A father in North Carolina has the right to seek visitation and custody rights regardless of whether he was married to his child's mother. However, paternity must be officially established before an unmarried father can assert his parental rights. If paternity is not being contested, it may be established with signatures from both of the parents.
When paternity is contested, a man may need to take a DNA test in order to prove that he is the child's father. Once paternity is established, the father can negotiate a parenting plan with the mother or petition the court for custody or visitation rights. When it comes to child custody and visitation decisions, courts will first consider the best interests of the children. In most cases, this means that the child will maintain contact with both parents.
If there is evidence of drug abuse or domestic violence, a court may rule against a parent's petition for child custody. A father who is petitioning for sole custody of his child will usually not succeed unless he can prove that the mother is an unfit parent.

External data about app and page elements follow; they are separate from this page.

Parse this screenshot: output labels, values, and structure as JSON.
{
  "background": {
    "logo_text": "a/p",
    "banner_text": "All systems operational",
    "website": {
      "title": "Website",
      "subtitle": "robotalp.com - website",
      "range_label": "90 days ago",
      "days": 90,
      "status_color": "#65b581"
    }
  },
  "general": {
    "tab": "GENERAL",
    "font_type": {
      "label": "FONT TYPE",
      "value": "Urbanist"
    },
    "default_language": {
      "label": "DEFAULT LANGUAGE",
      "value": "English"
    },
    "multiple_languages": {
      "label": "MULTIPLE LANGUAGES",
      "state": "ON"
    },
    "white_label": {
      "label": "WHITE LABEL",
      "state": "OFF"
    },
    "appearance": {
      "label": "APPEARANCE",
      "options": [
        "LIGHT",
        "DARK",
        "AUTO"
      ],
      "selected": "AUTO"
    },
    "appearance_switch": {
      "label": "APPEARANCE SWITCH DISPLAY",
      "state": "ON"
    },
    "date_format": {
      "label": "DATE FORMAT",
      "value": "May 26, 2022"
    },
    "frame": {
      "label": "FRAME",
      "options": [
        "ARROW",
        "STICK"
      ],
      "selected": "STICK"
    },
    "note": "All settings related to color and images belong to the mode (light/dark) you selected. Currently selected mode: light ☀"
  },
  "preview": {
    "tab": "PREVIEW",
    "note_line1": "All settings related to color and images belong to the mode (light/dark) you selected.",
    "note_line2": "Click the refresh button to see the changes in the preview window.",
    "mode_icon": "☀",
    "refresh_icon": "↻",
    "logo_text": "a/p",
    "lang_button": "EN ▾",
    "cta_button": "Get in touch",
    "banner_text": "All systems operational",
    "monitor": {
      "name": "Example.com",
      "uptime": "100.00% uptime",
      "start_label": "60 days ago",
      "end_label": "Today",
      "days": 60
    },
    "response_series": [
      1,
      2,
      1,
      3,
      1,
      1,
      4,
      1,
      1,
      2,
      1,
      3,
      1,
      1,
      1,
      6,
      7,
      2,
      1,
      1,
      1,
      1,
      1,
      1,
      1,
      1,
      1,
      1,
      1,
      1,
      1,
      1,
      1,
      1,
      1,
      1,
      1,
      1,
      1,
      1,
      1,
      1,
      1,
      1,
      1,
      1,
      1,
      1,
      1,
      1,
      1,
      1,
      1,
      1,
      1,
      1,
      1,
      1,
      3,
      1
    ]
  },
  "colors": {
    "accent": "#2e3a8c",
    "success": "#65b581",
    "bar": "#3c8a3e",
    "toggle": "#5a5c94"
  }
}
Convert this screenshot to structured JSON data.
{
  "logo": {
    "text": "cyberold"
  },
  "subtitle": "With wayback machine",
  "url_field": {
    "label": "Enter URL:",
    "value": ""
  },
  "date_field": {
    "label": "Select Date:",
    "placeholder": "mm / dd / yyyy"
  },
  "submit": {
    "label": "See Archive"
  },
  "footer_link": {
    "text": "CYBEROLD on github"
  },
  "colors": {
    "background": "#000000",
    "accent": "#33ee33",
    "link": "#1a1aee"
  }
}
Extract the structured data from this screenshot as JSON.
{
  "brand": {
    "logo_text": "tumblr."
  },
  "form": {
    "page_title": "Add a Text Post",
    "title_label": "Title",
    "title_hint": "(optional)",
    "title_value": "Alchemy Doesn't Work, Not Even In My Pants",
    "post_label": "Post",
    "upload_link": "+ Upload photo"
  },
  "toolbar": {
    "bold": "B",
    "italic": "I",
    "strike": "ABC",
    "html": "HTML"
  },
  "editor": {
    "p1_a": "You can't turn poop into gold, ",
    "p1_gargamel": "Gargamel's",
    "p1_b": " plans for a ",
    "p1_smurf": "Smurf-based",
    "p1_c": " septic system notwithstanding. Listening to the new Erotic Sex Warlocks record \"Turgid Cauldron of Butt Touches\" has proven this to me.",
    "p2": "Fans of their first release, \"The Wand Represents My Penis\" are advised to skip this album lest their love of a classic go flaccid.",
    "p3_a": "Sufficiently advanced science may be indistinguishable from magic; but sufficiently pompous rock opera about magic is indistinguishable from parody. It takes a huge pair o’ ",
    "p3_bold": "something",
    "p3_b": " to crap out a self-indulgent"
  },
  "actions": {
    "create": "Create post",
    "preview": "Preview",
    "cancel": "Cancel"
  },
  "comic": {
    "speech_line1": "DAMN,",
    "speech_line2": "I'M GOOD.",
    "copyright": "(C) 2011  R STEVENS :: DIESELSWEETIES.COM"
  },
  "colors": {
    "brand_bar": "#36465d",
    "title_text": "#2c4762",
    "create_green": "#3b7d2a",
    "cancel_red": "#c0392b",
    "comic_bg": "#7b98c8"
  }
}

A father who already has a child custody or visitation order may petition the court for a modification if certain circumstances have changed. For example, a father may ask the court for more parenting time if the original child custody order was issued when a child was still very young. A family law attorney may be able to represent a father who is seeking a new or modified child custody order.